BEGIN Records to use
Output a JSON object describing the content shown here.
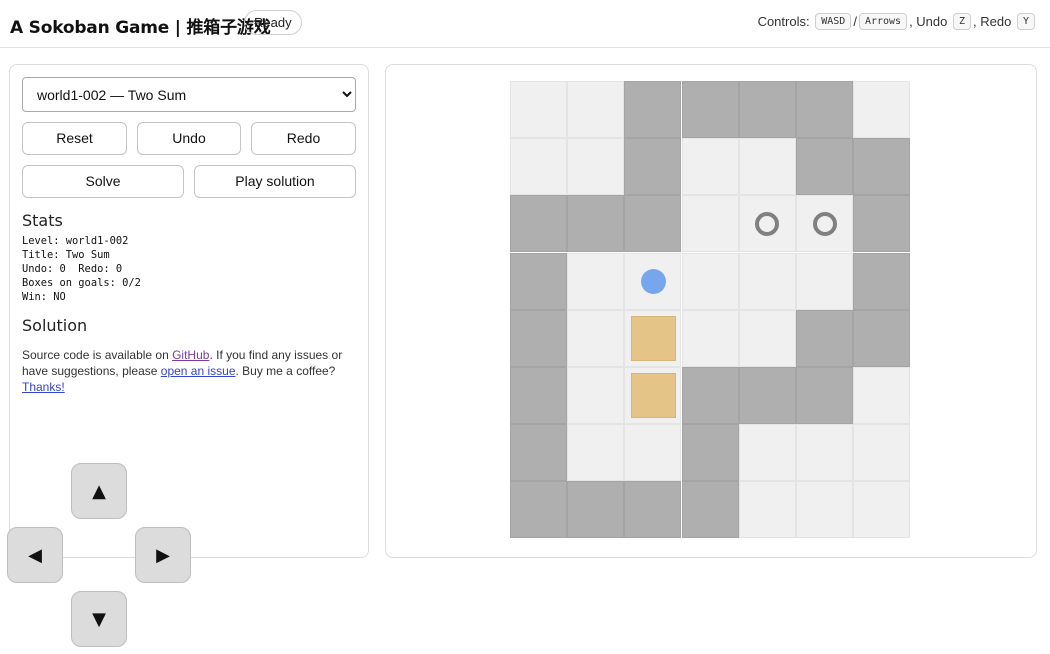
{
  "header": {
    "title": "A Sokoban Game | 推箱子游戏",
    "status": "Ready",
    "controls": {
      "label": "Controls:",
      "move_keys": [
        "WASD",
        "Arrows"
      ],
      "separator": "/",
      "undo_label": ", Undo",
      "undo_key": "Z",
      "redo_label": ", Redo",
      "redo_key": "Y"
    }
  },
  "sidebar": {
    "level_select": {
      "selected": "world1-002 — Two Sum"
    },
    "buttons": {
      "reset": "Reset",
      "undo": "Undo",
      "redo": "Redo",
      "solve": "Solve",
      "play_solution": "Play solution"
    },
    "stats": {
      "heading": "Stats",
      "lines": [
        "Level: world1-002",
        "Title: Two Sum",
        "Undo: 0  Redo: 0",
        "Boxes on goals: 0/2",
        "Win: NO"
      ]
    },
    "solution": {
      "heading": "Solution"
    },
    "about": {
      "text1": "Source code is available on ",
      "github_link": "GitHub",
      "text2": ". If you find any issues or have suggestions, please ",
      "issue_link": "open an issue",
      "text3": ". Buy me a coffee? ",
      "thanks_link": "Thanks!"
    }
  },
  "dpad": {
    "up": "▲",
    "left": "◀",
    "right": "▶",
    "down": "▼"
  },
  "board": {
    "map": [
      "  ###  ",
      "  #  ##",
      "###  ..",
      "#      ",
      "# $  ##",
      "# $### ",
      "#  #   ",
      "####   "
    ],
    "walls_map": [
      "..####.",
      "..#..##",
      "###...#",
      "#.....#",
      "#....##",
      "#..###.",
      "#..#...",
      "####..."
    ],
    "player": {
      "row": 3,
      "col": 2
    },
    "boxes": [
      {
        "row": 4,
        "col": 2
      },
      {
        "row": 5,
        "col": 2
      }
    ],
    "goals": [
      {
        "row": 2,
        "col": 4
      },
      {
        "row": 2,
        "col": 5
      }
    ],
    "colors": {
      "wall": "#afafaf",
      "floor": "#f0f0f0",
      "box": "#e4c487",
      "goal": "#808080",
      "player": "#76a7ec"
    }
  }
}
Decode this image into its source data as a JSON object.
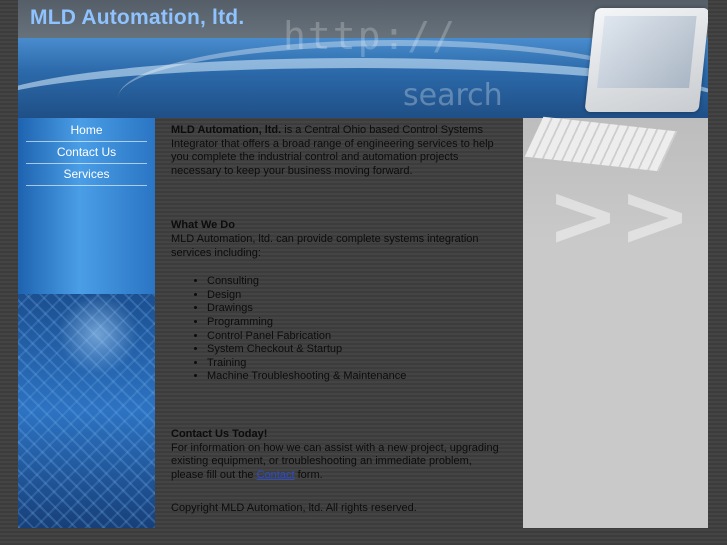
{
  "site_title": "MLD Automation, ltd.",
  "header_ghost": {
    "url_text": "http://",
    "search_text": "search"
  },
  "nav": {
    "items": [
      {
        "label": "Home"
      },
      {
        "label": "Contact Us"
      },
      {
        "label": "Services"
      }
    ]
  },
  "intro": {
    "company": "MLD Automation, ltd.",
    "text": " is a Central Ohio based Control Systems Integrator that offers a broad range of engineering services to help you complete the industrial control and automation projects necessary to keep your business moving forward."
  },
  "what_we_do": {
    "heading": "What We Do",
    "text": "MLD Automation, ltd. can provide complete systems integration services including:",
    "services": [
      "Consulting",
      "Design",
      "Drawings",
      "Programming",
      "Control Panel Fabrication",
      "System Checkout & Startup",
      "Training",
      "Machine Troubleshooting & Maintenance"
    ]
  },
  "contact": {
    "heading": "Contact Us Today!",
    "text_before": "For information on how we can assist with a new project, upgrading existing equipment, or troubleshooting an immediate problem, please fill out the ",
    "link": "Contact",
    "text_after": " form."
  },
  "copyright": "Copyright MLD Automation, ltd. All rights reserved.",
  "right_panel": {
    "chevrons": ">>"
  },
  "colors": {
    "title": "#8ec3ff",
    "link": "#2a4cc8",
    "nav_text": "#ffffff"
  }
}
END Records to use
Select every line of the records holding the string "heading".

      "heading": "Stats",
      "heading": "Solution"
    "heading": "What We Do",
    "heading": "Contact Us Today!",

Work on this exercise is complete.